unm-irried. His n-sidence was Iu Cleve
land with his parents, but he was prettj
well known among railroad men In this
eity. The remains were brought here this
afternoon and wilt be forwarded tuCIee
Another Wnntlrrful Cae.
j Miss Millie Neil, who l.ad lost her speech
I almost entirely, not being able to speak dis-1
I tlnctly for nearly a year, has regained it so
i as to talk plainly and distinctly. Oa.es of '
! this kind are of frequent occurrence. Mi-s
Liuleial. who I'ned at the home of Mr I
J. C. Stafford, was unahleto talk fora year
and a half, when one day Iat summer in!
the presence of eeral joung lady friends j
she w as Induced to make an eitra eSort to '
laugh, and talks now as nitura'ly as any
one. Her speech, as In the case of Miss
Xeff. came back In an Instant New Car
7'J inch V'l-i.i.sjn Itarnsely
'lear'it'il Unmask, si per yard,
worth $1 ."().
Bleached l).iiun!sj at 7.e per
yard, north SI.
:54 extra 1 irge Bleached Xap
'insat a -perial low price.
48 AND 50 LIUESTOXE ST.
N II I loaks and Wrais at Great Re
actions in Price
THIS VEEK BY
Jno. McLaren & Bro.

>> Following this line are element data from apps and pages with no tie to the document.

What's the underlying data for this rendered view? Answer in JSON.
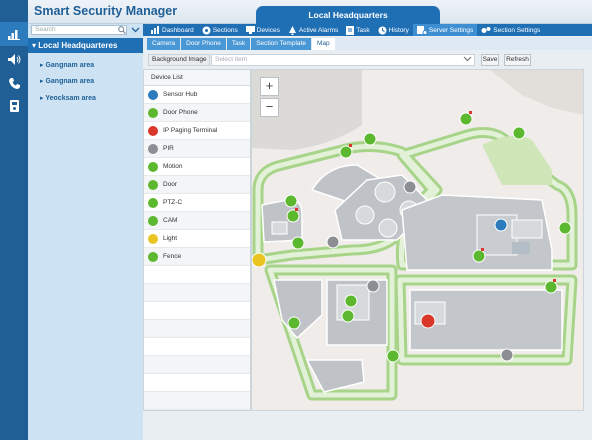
{
  "app": {
    "title": "Smart Security Manager",
    "site_tab": "Local Headquarters"
  },
  "sidebar": {
    "search_placeholder": "Search",
    "root": "Local Headquarteres",
    "items": [
      {
        "label": "Gangnam area"
      },
      {
        "label": "Gangnam area"
      },
      {
        "label": "Yeocksam area"
      }
    ]
  },
  "menu": {
    "items": [
      {
        "label": "Dashboard",
        "icon": "dashboard-icon"
      },
      {
        "label": "Sections",
        "icon": "sections-icon"
      },
      {
        "label": "Devices",
        "icon": "devices-icon"
      },
      {
        "label": "Active Alarms",
        "icon": "alarm-icon"
      },
      {
        "label": "Task",
        "icon": "task-icon"
      },
      {
        "label": "History",
        "icon": "history-icon"
      },
      {
        "label": "Server Settings",
        "icon": "server-settings-icon"
      },
      {
        "label": "Section Settings",
        "icon": "section-settings-icon"
      }
    ]
  },
  "subtabs": [
    "Camera",
    "Door Phone",
    "Task",
    "Section Template",
    "Map"
  ],
  "background": {
    "label": "Background Image",
    "placeholder": "Select item",
    "save": "Save",
    "refresh": "Refresh"
  },
  "device_list": {
    "header": "Device List",
    "items": [
      {
        "label": "Sensor Hub",
        "color": "#2b7bbd"
      },
      {
        "label": "Door Phone",
        "color": "#5cb82e"
      },
      {
        "label": "IP Paging Terminal",
        "color": "#d8372a"
      },
      {
        "label": "PIR",
        "color": "#8b8f93"
      },
      {
        "label": "Motion",
        "color": "#5cb82e"
      },
      {
        "label": "Door",
        "color": "#5cb82e"
      },
      {
        "label": "PTZ-C",
        "color": "#5cb82e"
      },
      {
        "label": "CAM",
        "color": "#5cb82e"
      },
      {
        "label": "Light",
        "color": "#e8c520"
      },
      {
        "label": "Fence",
        "color": "#5cb82e"
      }
    ]
  },
  "map": {
    "zoom_in": "+",
    "zoom_out": "−"
  }
}
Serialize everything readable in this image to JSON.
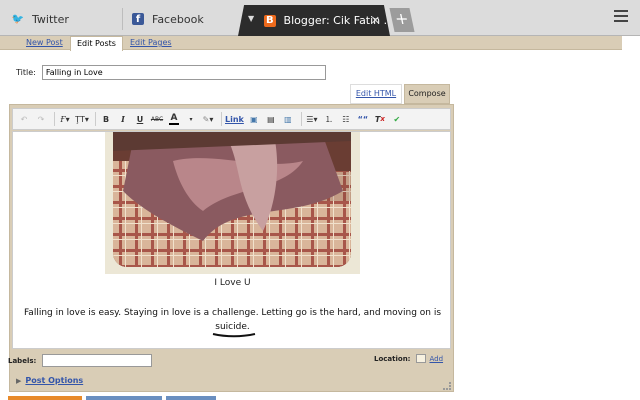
{
  "browser": {
    "tabs": [
      {
        "label": "Twitter",
        "icon": "twitter-icon"
      },
      {
        "label": "Facebook",
        "icon": "facebook-icon"
      },
      {
        "label": "Blogger: Cik Fatin ...",
        "icon": "blogger-icon",
        "active": true
      }
    ],
    "new_tab_label": "+",
    "close_glyph": "✕"
  },
  "blogger": {
    "subtabs": [
      "New Post",
      "Edit Posts",
      "Edit Pages"
    ],
    "active_subtab": "Edit Posts",
    "title_label": "Title:",
    "title_value": "Falling in Love",
    "mode_tabs": {
      "html": "Edit HTML",
      "compose": "Compose"
    },
    "toolbar": {
      "link_label": "Link",
      "bold": "B",
      "italic": "I",
      "underline": "U",
      "strike": "ABC",
      "font_glyph": "Ғ",
      "size_glyph": "ŢT",
      "color_glyph": "A",
      "quote_glyph": "““",
      "clear_glyph": "T"
    },
    "content": {
      "caption": "I Love U",
      "body_line1": "Falling in love is easy.  Staying in love is a challenge.  Letting go is the hard, and moving on is",
      "body_line2": "suicide."
    },
    "labels_label": "Labels:",
    "location_label": "Location:",
    "location_add": "Add",
    "post_options": "Post Options"
  },
  "colors": {
    "accent_beige": "#d9cdb6",
    "link_blue": "#3355aa",
    "active_tab": "#2c2c2c",
    "blogger_orange": "#ee6a1c"
  }
}
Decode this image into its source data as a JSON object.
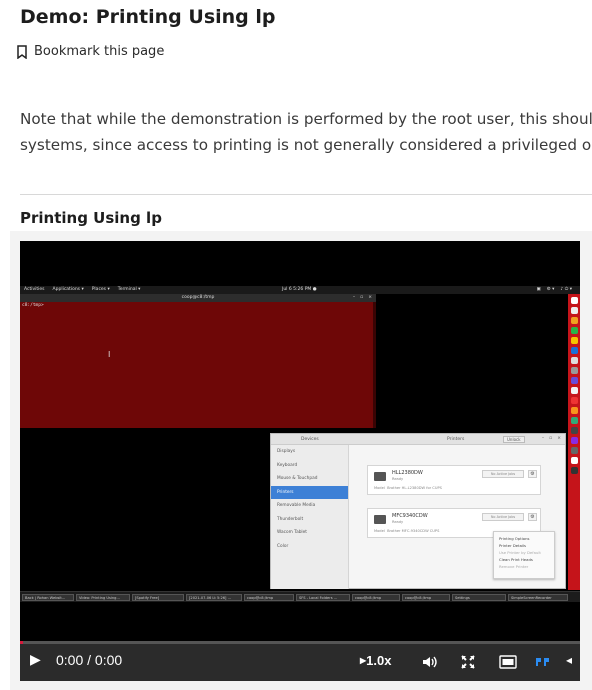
{
  "page": {
    "title": "Demo: Printing Using lp",
    "bookmark_label": "Bookmark this page",
    "note_line1": "Note that while the demonstration is performed by the root user, this shoul",
    "note_line2": "systems, since access to printing is not generally considered a privileged o",
    "section_heading": "Printing Using lp"
  },
  "screen": {
    "topbar": {
      "activities": "Activities",
      "applications": "Applications ▾",
      "places": "Places ▾",
      "terminal": "Terminal ▾",
      "clock": "Jul 6  5:26 PM ●"
    },
    "terminal": {
      "title": "coop@c8:/tmp",
      "prompt": "c8:/tmp>"
    },
    "settings": {
      "left_title": "Devices",
      "center_title": "Printers",
      "unlock_label": "Unlock",
      "sidebar": [
        "Displays",
        "Keyboard",
        "Mouse & Touchpad",
        "Printers",
        "Removable Media",
        "Thunderbolt",
        "Wacom Tablet",
        "Color"
      ],
      "active_item": "Printers",
      "printers": [
        {
          "name": "HLL2380DW",
          "status": "Ready",
          "model_label": "Model",
          "model": "Brother HL-L2380DW for CUPS",
          "jobs": "No Active Jobs"
        },
        {
          "name": "MFC9340CDW",
          "status": "Ready",
          "model_label": "Model",
          "model": "Brother MFC-9340CDW CUPS",
          "jobs": "No Active Jobs"
        }
      ],
      "context_menu": [
        "Printing Options",
        "Printer Details",
        "Use Printer by Default",
        "Clean Print Heads",
        "Remove Printer"
      ]
    },
    "taskbar": [
      "Back | Rohan Websit...",
      "Video: Printing Using...",
      "[Spotify Free]",
      "[2021-07-06 Lt 5:26] ...",
      "coop@c8:/tmp",
      "SFS - Local Folders ...",
      "coop@c8:/tmp",
      "coop@c8:/tmp",
      "Settings",
      "SimpleScreenRecorder"
    ]
  },
  "player": {
    "time": "0:00 / 0:00",
    "speed": "1.0x",
    "progress": 0.0
  },
  "colors": {
    "terminal_bg": "#6e0707",
    "dock_bg": "#c5141a",
    "selection": "#3d80d6",
    "progress_accent": "#d61a3c",
    "cc_active": "#2b8cf2"
  },
  "icons": [
    "bookmark-icon",
    "play-icon",
    "speed-play-icon",
    "volume-icon",
    "fullscreen-icon",
    "transcript-icon",
    "captions-icon",
    "chevron-left-icon"
  ]
}
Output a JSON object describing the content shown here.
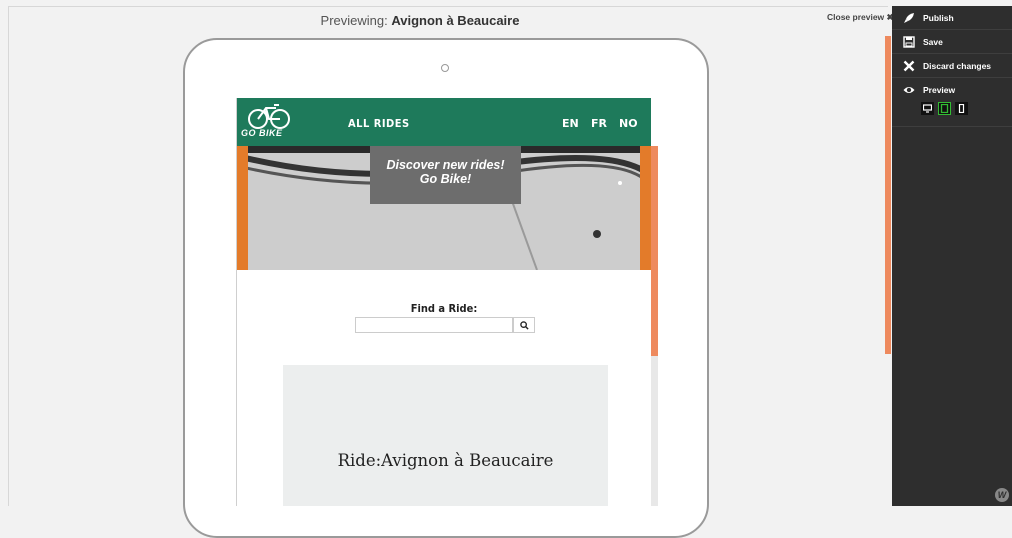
{
  "preview_bar": {
    "prefix": "Previewing: ",
    "page_title": "Avignon à Beaucaire",
    "close_label": "Close preview",
    "close_icon": "close-icon"
  },
  "site": {
    "logo_text": "GO BIKE",
    "nav_all_rides": "ALL RIDES",
    "languages": [
      "EN",
      "FR",
      "NO"
    ],
    "hero_text_line1": "Discover new rides!",
    "hero_text_line2": "Go Bike!",
    "find_label": "Find a Ride:",
    "search_value": "",
    "search_icon": "search-icon",
    "card_title": "Ride:Avignon à Beaucaire"
  },
  "panel": {
    "items": [
      {
        "label": "Publish",
        "icon": "rocket-icon"
      },
      {
        "label": "Save",
        "icon": "floppy-icon"
      },
      {
        "label": "Discard changes",
        "icon": "close-icon"
      },
      {
        "label": "Preview",
        "icon": "eye-icon"
      }
    ],
    "devices": [
      {
        "name": "desktop",
        "active": false
      },
      {
        "name": "tablet",
        "active": true
      },
      {
        "name": "mobile",
        "active": false
      }
    ]
  },
  "colors": {
    "header_green": "#1e7a5b",
    "accent_orange": "#e37b2a",
    "panel_dark": "#2e2e2e",
    "active_device": "#33bb33"
  }
}
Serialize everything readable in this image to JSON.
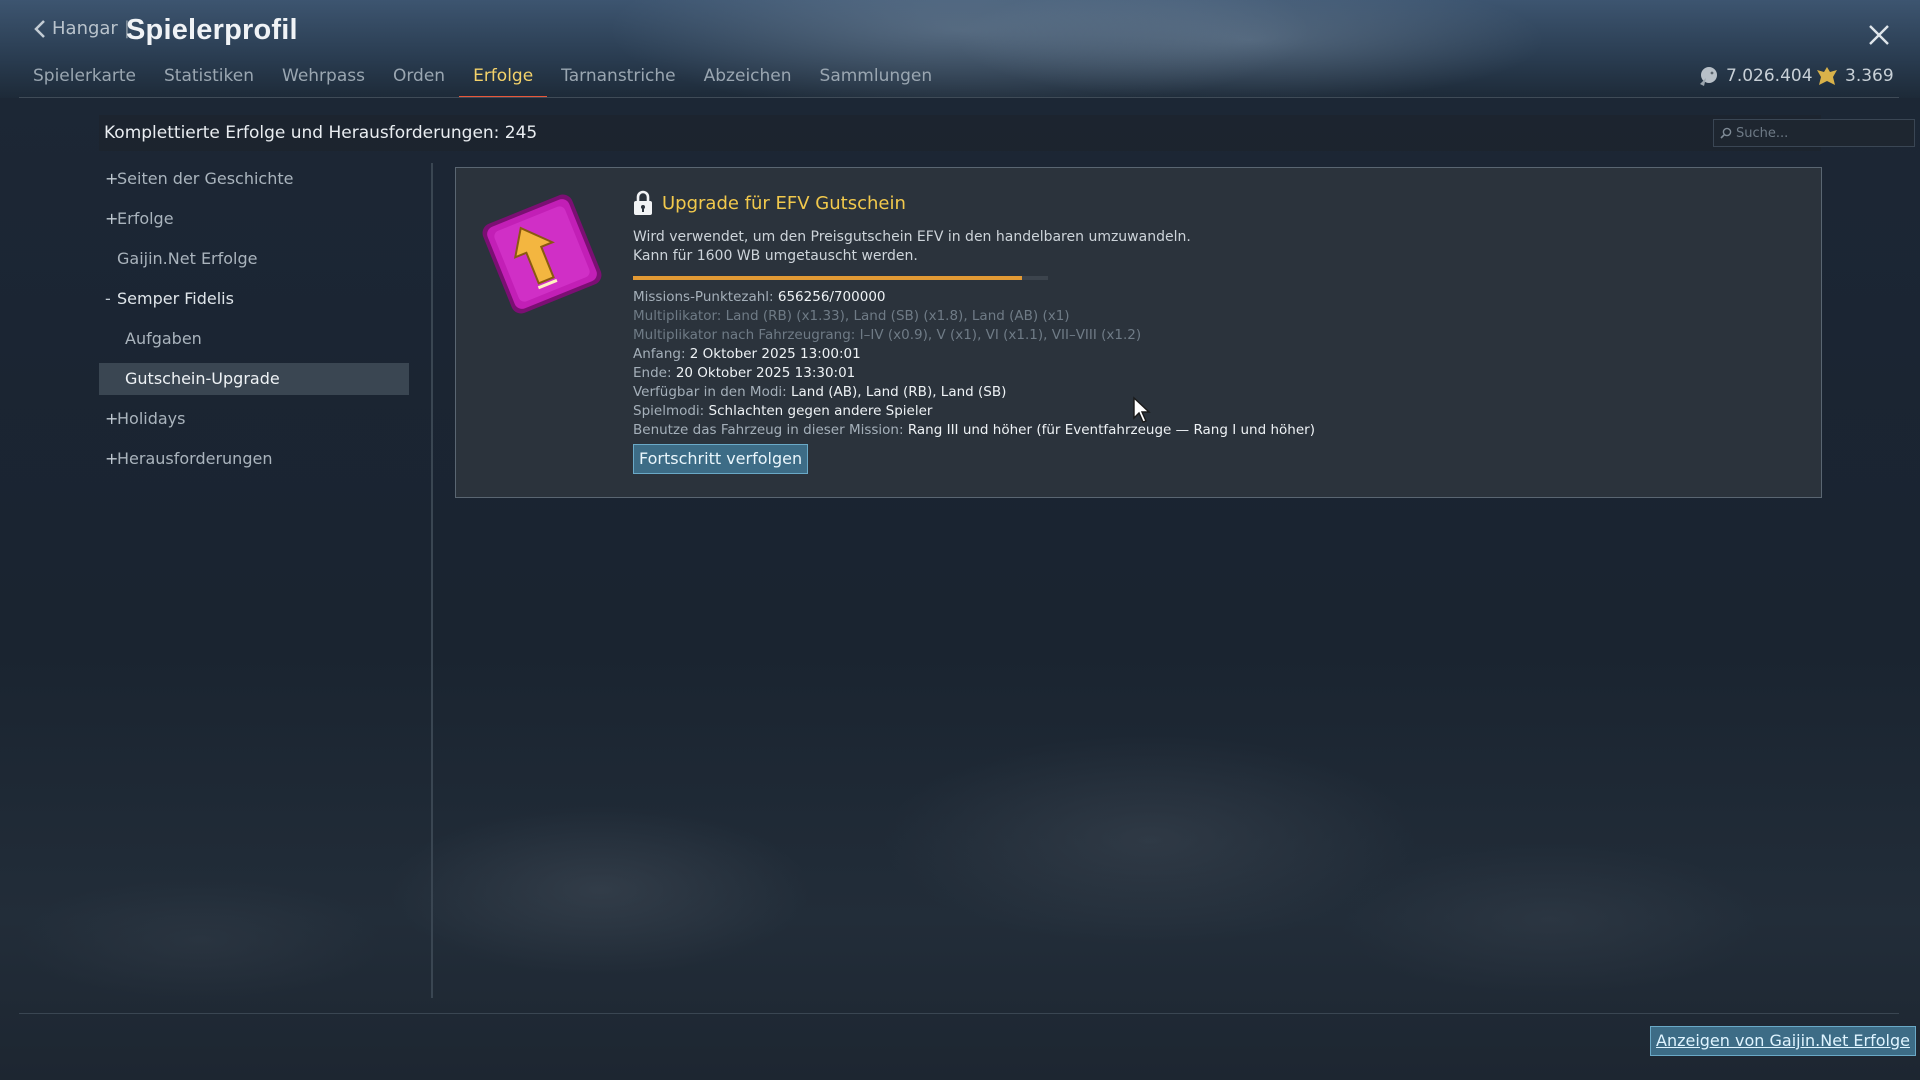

At one-third the regular
value. These goods are
made from fine
And cmnot be purchased
anywhere else at anything
like the prices:
$3.00 JERSEY WAIST
$2.00 JERSEY -WAIST
$1.25 JERSEY WAIST
$1.00 JERSEY WAIST
25c worth 85c.
Tours Very U pectallr.
CASH AND ONE PRICE
:H and .' Nmth Llwestone St.
Guaranteed Sirlcllj Pure.
Penna. Buckwheat Flour, Pure
Teas Oar Young Iljsoa, IJni Iow
der, Oolong ami Jjpui Teas cannot be
excelled by any in tlia city.
Try aponadofonr rresh ralieJ Cof
fee, a m'xtaM oniiractlho, Juts and
Fine Olives and OHre Oil: Pioneer
Brand OritorsaSpIally ; Fresh Fish,
Pjnlt'r, Name, ele.
S. J. STRALEY & CO.
IK KT HIGH VTKKKT,
Frre IKelUrry. Telephone 43.
Dr. Frank C. Runyan,
-Booms In Buckingham's RulIdlag.oTer-JMr
D92li! attention siren to th4 oreiernr g of
DR. 1 1.
Wonld respectfully announce that henu
resumed the practice ot Ientitry In this
tlty, OtBce anil Residence
No. 185 South Limestone S,